So this is truly random, but I’ve long been a closet Whitney Houston fan.
Actually, scratch that. Let me begin like this …
The year was 1985. I was 13, and Whitney’s debut album came out. I bought it, listened to it over and over and over, staring longingly at the photograph on the rear of the record. It was Whitney in a white bathing suit, and I knew—absolutely knew—one day we’d be together. Yes, there was the age difference—she was nine years my senior. But was that so bad? At 20, she’d be 29. At 30, she’d be 39. We’d settle down, buy a house, maybe write some songs.
Sooooooo … that didn’t work out. Whitney and I never met. She married Bobby Brown. She apparently did lots of drugs, treated people like doggy crap, lost the magic in her voice, died 3 1/2 years ago in a hotel bathtub.
That, however, doesn’t mean I didn’t love her music. I did. Almost from beginning to end. So here, because I dig lists, is my compilation of Whitney Houston’s 10 best songs.
1. Didn’t We Almost Have it All—Not merely this song, but this live version. Just Whitney Houston at her absolute best. Flawless voice, beautiful song. She was young and ambitious and about to take the music world by storm.
2. You Give Good Love—Here’s how you know when someone’s great: Hand her a cheesy song that sucks and she transforms it into magic. I’m too lazy to see who wrote this, but it’s bad (Wait, I’m not lazy. The writer was a woman named La Forrest Cope). Sucky bad. So’s the video—though 13-year-old Jeffie imagined himself as one of the painters.
3. Greatest Love of All—Interestingly, not a Whitney Houston original. This was first recorded by George Benson for a Muhammad Ali biopic in 1977. Benson was/is a big-time talent, but he lacked Houston’s pipes. Her version is 1,000 times better. The video used to sorta choke me up as a kid, though Whitney’s wig—in hindsight—is pretty awful.
4. When You Believe—In 1998 Whitney and her alleged rival, Mariah Carey, teamed up to do this one for a Disney flick. It’s nothing special (like almost all of Whitney’s songs, the lyrics ooze cheese). But the two women appeared on Oprah and just murdered it. I’ve always viewed that moment as two women at the top of their game. Now one is dead and the other—voice gone to rodent’s—is playing the Vegas Strip.
5. Where Do Broken Hearts Go—This was Whitney’s seventh No. 1 song, and she didn’t want to record it. Whitney’s videos rival Hall & Oates for pure awfulness, but this one takes the cake. It’s painful to watch for 25 different reasons. So, hey, give it a go.
6. I’m Every Woman—Chaka Kahn is awesome, and covering Chaka Kahn is sorta bullshit.

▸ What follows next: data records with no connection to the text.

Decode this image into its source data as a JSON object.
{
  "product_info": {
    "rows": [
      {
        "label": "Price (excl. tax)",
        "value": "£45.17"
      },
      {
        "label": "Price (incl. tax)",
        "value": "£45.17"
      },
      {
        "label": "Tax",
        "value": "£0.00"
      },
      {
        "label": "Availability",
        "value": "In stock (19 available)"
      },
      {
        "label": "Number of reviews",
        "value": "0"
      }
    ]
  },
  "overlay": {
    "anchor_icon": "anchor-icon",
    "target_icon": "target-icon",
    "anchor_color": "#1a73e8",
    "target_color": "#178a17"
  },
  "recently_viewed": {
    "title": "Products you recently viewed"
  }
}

But Whitney pulled it off, and helped herself by having Chaka sing on the track. It should be noted here that, for all the emotion Houston put in her vocals, she wrote absolutely nothing. Which, to me, kind of detracts from the body of work. I mean, at least Elton John writes the music.
7. Star Spangled Banner—Houston famously performed this at the Super Bowl in 1991 in front of 750 billion viewers. And the vocals are breathtaking. As are the visuals—hair flowing, white gym suit. But—and there’s a HUGE but here—she recorded it a day or two before, then lip synched herself. Which, when I learned the truth, broke my heart. And still kinda breaks my heart.
9. I Look To You—So, yeah. This song came out in 2009, and was the last thing from Whitney’s career that approximates a hit. It’s a funny tune. Whitney’s voice is scratchy, her live performances of it were dreadful, she kind of looks like my Aunt Ruth. Whenever I hear it, I think of Nina Simone covering Rich Girl toward the end of her life. Not good. And yet … it’s probably the most real Whitney ever sounded. She seemed tired and beaten down, and her voice screamed such emotions. No longer a great singer, she was good enough to, oddly, pull this off.
10. If You Say My Eyes Are Beautiful—One of the worst songs—lyrically—that has ever existed. Yet she does this one with Jermaine Jackson, and his thin voice makes her rich voice jump off the track.
** IMPORTANT NOTICE: Since writing this last night, two additional tunes have sorta entered the running; tunes definitely superior to No. 9 and No. 10. I Have Nothing is just terrific, and One Moment in Time was a pretty damn good U.S. Summer Olympic anthem.